-- Task to carry out --
In the entries that follow, how many lines hold the string "label"? Give only that number.

-- Available records --
Start of Block

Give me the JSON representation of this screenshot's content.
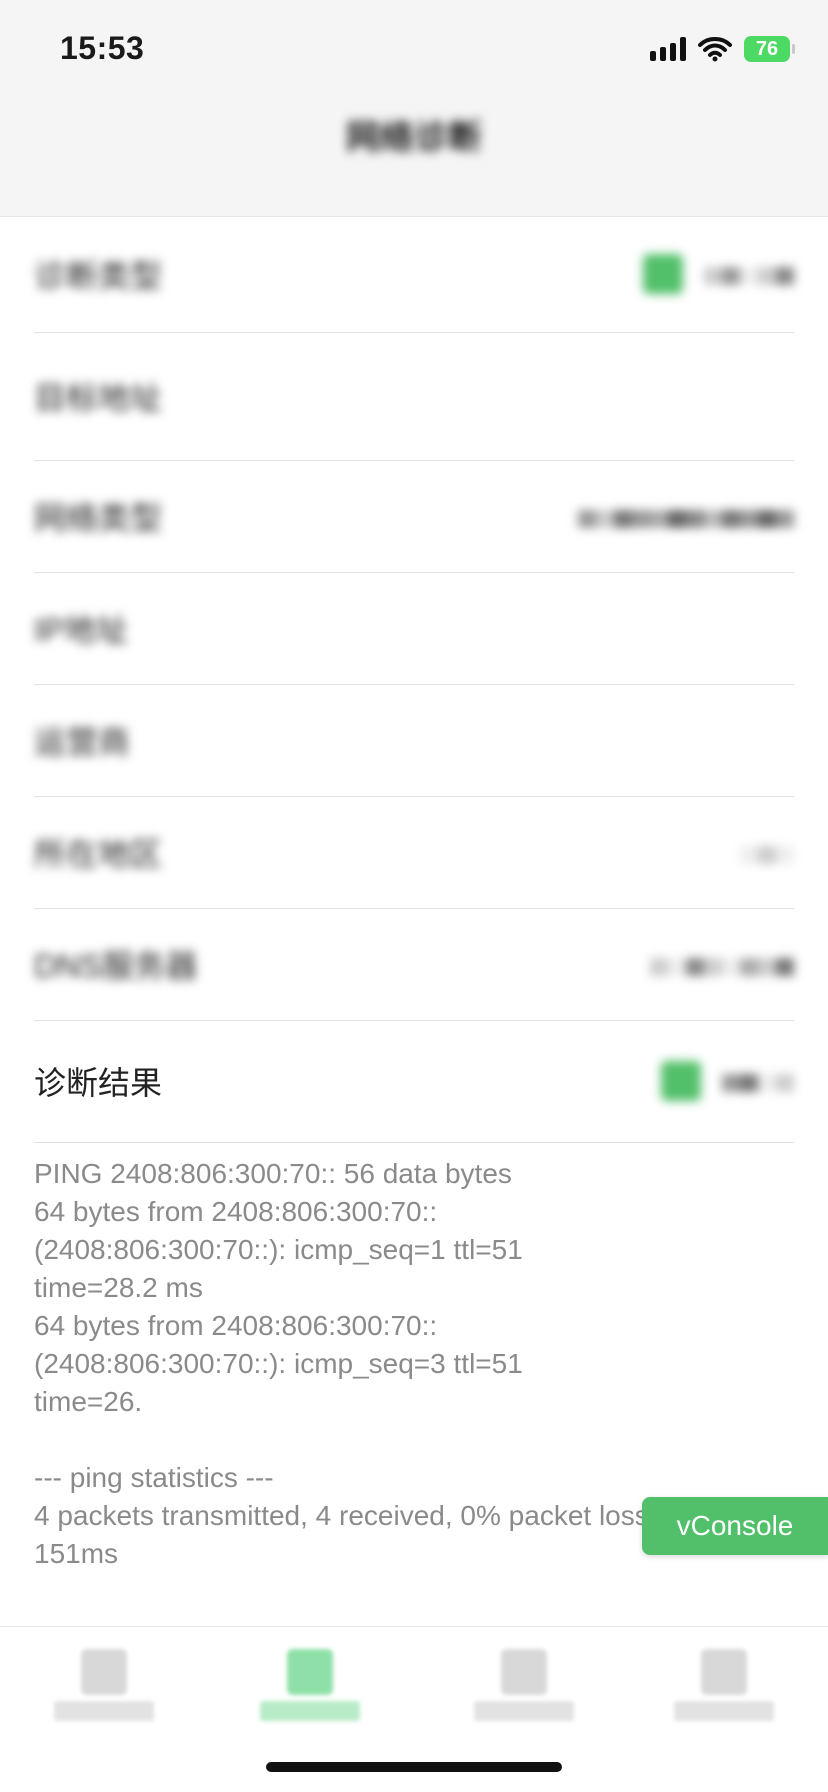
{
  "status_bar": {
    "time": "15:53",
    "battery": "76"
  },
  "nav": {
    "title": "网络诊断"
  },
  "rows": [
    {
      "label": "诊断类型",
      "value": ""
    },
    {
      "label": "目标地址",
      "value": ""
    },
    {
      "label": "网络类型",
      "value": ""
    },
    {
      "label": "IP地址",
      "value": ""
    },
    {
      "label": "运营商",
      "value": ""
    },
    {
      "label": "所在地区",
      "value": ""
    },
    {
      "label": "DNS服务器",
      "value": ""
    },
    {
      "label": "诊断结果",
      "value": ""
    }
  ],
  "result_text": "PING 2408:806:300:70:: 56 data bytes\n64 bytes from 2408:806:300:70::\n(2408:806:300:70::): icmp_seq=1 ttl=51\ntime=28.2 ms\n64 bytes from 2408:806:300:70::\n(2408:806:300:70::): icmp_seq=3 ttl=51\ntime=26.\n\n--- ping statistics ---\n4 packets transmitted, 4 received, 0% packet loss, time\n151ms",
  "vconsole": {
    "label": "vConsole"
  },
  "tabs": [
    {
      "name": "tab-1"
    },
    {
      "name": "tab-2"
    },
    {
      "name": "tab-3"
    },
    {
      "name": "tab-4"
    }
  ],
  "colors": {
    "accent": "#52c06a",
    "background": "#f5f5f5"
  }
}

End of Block

-- Task response --
9